TASK BRIEF ▸ Every line of the data that includes "Amarelo" should be copied out.

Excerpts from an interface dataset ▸
---+---

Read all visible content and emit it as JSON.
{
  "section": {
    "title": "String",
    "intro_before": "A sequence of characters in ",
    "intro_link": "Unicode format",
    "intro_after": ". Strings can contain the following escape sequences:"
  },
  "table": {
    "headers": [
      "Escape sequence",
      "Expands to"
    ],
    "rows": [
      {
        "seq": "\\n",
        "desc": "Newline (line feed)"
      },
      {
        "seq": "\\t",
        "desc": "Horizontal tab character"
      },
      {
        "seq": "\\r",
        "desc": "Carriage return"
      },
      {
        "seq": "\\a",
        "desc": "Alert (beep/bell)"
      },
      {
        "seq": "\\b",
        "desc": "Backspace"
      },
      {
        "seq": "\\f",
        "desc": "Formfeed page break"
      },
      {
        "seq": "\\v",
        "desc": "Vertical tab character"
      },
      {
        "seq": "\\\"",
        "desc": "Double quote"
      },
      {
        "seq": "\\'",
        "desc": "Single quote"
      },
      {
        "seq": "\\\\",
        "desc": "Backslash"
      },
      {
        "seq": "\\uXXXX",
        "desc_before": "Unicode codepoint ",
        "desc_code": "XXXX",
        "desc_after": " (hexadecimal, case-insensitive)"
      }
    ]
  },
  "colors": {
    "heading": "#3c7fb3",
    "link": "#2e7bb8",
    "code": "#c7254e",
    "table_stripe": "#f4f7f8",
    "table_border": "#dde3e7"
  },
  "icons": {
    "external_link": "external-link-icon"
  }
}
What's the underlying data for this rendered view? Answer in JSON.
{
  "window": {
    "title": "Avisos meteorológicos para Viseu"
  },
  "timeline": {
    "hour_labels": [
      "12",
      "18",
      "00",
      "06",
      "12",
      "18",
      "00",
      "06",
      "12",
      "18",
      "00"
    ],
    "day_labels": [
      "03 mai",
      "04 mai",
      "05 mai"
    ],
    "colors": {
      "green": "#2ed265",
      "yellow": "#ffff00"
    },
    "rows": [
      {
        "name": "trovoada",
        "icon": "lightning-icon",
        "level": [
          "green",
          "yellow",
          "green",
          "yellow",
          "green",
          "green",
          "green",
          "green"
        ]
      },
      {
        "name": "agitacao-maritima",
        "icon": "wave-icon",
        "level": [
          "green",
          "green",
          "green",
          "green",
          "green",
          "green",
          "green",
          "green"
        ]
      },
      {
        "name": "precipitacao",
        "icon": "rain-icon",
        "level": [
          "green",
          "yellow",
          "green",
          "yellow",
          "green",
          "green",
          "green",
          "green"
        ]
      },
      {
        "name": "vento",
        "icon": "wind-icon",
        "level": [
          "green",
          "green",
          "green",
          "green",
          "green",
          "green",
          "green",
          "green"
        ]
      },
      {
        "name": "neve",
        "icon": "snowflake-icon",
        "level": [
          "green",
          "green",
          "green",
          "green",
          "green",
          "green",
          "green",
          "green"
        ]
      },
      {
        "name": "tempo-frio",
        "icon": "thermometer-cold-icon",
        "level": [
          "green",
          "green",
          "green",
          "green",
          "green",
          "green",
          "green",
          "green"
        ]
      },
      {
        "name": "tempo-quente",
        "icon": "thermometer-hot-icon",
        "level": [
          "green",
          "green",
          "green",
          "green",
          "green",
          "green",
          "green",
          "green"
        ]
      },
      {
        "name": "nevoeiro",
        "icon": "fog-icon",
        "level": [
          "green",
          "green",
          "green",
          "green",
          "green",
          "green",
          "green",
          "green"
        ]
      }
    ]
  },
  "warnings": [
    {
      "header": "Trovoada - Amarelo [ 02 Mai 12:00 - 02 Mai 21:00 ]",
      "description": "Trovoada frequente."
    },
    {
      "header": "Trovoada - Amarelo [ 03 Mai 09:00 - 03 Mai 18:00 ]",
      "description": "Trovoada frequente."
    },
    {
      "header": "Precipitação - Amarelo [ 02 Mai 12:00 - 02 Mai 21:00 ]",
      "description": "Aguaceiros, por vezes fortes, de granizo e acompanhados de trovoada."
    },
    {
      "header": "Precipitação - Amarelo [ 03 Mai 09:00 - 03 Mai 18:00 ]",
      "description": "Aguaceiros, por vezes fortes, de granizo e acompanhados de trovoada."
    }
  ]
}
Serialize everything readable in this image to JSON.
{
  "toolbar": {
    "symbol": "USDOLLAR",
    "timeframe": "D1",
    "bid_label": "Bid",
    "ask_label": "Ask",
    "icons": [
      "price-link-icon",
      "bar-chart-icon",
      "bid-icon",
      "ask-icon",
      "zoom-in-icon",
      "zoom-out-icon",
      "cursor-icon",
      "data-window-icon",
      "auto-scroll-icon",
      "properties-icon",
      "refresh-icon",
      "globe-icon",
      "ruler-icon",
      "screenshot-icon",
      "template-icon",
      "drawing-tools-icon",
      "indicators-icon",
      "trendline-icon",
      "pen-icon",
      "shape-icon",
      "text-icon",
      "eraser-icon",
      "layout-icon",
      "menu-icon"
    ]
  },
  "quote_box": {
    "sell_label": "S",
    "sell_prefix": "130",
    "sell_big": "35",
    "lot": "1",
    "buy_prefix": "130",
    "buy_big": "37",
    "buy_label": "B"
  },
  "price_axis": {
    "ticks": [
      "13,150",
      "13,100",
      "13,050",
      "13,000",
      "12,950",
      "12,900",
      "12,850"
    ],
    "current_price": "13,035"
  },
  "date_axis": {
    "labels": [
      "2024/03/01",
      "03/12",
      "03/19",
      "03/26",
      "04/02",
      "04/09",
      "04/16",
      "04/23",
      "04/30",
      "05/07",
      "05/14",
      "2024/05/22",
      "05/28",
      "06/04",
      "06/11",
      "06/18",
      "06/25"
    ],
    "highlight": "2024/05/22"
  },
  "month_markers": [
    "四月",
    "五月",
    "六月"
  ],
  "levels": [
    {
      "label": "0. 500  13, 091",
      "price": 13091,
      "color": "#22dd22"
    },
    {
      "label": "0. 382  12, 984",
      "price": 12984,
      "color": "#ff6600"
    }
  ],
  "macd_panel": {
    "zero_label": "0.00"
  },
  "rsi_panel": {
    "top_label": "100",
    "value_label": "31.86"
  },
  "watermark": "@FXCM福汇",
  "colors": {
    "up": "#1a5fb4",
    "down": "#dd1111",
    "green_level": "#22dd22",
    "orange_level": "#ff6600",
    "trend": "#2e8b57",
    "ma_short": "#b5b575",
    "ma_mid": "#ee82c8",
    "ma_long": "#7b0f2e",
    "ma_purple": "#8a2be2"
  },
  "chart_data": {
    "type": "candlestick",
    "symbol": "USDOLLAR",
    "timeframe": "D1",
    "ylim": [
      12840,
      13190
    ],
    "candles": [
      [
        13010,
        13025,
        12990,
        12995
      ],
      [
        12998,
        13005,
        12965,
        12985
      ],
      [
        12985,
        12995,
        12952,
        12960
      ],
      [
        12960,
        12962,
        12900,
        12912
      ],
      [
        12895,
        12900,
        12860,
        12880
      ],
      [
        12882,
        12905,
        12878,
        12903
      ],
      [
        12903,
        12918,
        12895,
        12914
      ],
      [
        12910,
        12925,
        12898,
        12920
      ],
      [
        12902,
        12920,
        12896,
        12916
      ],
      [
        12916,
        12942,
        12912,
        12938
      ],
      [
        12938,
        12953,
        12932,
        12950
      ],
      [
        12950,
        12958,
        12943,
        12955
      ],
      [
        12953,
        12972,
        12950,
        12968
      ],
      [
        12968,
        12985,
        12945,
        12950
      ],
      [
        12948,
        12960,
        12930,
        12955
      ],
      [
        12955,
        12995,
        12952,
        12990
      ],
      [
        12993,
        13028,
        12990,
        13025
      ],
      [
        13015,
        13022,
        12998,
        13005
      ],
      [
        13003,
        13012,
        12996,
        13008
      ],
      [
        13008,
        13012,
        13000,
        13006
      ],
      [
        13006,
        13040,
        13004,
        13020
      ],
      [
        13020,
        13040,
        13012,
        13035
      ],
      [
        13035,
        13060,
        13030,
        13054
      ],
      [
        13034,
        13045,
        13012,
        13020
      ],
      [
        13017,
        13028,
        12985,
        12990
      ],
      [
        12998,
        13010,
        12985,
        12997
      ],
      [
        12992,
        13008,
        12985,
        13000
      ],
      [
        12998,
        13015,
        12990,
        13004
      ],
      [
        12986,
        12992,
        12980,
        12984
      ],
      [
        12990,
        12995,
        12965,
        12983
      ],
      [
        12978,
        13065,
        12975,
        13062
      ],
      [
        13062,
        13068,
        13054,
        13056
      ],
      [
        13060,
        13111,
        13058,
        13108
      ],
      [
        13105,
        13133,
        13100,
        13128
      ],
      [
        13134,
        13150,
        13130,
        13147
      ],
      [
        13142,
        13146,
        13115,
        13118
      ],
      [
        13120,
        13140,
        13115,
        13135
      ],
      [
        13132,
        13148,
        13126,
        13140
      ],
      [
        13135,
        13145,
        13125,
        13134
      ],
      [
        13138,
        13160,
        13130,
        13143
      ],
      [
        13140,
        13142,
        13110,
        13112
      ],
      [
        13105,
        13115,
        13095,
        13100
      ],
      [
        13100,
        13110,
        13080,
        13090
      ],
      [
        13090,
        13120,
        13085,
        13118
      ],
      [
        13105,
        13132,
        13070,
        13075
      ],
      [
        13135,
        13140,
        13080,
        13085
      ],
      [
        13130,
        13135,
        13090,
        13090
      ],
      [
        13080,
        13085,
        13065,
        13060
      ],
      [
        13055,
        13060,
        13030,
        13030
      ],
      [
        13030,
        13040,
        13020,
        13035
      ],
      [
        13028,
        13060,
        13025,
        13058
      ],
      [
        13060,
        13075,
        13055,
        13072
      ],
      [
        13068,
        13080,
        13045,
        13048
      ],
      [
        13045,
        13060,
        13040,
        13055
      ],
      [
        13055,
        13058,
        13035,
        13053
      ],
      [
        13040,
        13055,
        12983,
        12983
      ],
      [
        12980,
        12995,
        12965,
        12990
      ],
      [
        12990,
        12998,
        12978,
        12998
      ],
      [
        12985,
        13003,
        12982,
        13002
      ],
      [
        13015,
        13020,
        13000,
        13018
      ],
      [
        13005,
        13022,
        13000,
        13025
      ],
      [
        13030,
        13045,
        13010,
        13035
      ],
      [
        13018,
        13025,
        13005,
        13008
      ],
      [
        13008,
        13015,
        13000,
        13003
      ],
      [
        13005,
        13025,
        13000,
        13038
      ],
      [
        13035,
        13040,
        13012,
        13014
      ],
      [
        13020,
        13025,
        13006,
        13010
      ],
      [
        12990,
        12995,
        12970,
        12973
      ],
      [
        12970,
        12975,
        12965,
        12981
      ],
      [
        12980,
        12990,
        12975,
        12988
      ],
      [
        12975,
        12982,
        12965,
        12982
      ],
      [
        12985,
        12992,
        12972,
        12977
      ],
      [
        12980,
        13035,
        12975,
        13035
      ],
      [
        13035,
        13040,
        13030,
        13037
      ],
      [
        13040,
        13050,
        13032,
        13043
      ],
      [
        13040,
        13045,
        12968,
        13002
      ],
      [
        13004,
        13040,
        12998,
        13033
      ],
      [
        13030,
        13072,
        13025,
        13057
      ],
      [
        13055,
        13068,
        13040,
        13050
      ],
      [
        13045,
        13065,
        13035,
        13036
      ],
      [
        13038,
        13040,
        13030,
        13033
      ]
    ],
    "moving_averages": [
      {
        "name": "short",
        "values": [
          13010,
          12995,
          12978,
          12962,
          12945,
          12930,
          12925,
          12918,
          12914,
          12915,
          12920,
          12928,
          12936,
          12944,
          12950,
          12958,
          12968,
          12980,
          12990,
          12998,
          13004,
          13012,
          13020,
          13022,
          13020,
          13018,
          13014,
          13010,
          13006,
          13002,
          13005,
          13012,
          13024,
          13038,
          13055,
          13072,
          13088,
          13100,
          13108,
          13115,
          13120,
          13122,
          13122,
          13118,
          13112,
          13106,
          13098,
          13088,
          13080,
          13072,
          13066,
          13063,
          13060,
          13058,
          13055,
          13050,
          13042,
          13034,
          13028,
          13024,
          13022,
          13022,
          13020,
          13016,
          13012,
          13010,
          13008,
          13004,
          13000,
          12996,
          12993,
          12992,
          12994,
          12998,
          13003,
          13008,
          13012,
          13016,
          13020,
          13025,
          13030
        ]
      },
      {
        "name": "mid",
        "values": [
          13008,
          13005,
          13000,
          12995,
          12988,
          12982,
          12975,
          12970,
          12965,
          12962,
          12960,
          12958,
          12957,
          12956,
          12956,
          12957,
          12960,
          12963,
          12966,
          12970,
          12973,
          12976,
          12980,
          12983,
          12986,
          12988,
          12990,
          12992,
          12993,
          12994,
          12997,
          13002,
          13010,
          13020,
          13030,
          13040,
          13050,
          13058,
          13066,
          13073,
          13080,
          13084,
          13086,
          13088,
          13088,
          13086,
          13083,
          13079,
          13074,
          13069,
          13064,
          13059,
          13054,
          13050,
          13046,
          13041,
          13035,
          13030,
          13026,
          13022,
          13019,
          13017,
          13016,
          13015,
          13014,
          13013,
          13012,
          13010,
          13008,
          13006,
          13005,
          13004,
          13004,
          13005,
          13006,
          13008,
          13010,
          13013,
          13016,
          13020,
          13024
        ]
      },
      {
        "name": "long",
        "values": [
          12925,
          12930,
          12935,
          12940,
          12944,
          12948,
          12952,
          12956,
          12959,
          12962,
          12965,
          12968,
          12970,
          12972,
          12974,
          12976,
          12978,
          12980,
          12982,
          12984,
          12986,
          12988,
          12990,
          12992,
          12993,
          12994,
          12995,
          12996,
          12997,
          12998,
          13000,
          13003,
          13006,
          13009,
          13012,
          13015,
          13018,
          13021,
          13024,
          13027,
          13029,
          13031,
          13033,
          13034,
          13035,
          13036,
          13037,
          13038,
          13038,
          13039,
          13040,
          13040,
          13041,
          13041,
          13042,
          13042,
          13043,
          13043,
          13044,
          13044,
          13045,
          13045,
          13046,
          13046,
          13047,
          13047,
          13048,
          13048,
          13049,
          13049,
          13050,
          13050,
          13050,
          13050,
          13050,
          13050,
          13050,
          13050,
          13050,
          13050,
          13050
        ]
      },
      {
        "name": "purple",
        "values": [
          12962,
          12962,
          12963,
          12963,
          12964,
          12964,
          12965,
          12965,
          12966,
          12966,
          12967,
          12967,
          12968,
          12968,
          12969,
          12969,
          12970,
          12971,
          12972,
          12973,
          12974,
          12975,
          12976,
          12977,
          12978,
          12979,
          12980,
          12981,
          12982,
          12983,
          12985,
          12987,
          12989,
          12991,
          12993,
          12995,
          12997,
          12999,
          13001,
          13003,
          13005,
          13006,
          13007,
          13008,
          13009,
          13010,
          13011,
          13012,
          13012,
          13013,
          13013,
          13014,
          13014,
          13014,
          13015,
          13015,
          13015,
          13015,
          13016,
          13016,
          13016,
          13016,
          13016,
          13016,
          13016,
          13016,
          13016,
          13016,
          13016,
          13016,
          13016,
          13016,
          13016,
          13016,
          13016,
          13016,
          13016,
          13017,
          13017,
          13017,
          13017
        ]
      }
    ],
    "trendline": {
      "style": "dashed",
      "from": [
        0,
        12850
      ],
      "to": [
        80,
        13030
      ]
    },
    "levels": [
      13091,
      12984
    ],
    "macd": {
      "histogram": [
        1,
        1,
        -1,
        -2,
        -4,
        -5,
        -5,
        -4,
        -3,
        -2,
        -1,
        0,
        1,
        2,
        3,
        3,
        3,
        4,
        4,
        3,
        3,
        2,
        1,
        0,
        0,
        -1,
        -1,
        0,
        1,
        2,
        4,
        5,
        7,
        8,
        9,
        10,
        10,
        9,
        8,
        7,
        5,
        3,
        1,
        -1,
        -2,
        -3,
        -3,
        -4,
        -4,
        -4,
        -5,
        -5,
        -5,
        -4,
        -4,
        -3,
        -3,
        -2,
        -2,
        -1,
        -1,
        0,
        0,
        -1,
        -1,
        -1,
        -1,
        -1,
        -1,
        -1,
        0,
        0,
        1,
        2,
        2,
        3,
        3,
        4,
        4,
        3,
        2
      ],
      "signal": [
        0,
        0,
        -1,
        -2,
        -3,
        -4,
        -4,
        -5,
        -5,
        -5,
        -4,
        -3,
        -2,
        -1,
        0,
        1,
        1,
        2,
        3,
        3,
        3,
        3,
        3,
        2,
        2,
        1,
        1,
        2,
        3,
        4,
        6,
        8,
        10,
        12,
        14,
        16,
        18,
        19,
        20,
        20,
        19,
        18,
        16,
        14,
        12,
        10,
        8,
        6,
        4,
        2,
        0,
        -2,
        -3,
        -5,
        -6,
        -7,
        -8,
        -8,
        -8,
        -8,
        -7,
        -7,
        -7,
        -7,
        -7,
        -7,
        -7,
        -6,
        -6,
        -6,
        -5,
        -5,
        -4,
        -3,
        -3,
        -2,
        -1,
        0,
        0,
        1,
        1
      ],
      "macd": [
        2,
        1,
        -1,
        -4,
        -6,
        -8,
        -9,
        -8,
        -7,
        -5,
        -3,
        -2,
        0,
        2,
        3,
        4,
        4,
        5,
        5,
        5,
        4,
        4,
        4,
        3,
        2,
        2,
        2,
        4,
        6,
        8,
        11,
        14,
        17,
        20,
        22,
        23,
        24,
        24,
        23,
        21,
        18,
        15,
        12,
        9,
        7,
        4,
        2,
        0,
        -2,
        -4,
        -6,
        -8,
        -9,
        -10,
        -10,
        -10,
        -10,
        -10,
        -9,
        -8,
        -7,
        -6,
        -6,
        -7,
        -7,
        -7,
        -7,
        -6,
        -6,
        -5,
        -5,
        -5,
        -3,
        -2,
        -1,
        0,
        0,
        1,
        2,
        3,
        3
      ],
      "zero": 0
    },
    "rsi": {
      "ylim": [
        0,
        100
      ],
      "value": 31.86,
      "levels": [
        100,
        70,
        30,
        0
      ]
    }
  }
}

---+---

WORKED SOLUTION ▸
      "header": "Trovoada - Amarelo [ 02 Mai 12:00 - 02 Mai 21:00 ]",
      "header": "Trovoada - Amarelo [ 03 Mai 09:00 - 03 Mai 18:00 ]",
      "header": "Precipitação - Amarelo [ 02 Mai 12:00 - 02 Mai 21:00 ]",
      "header": "Precipitação - Amarelo [ 03 Mai 09:00 - 03 Mai 18:00 ]",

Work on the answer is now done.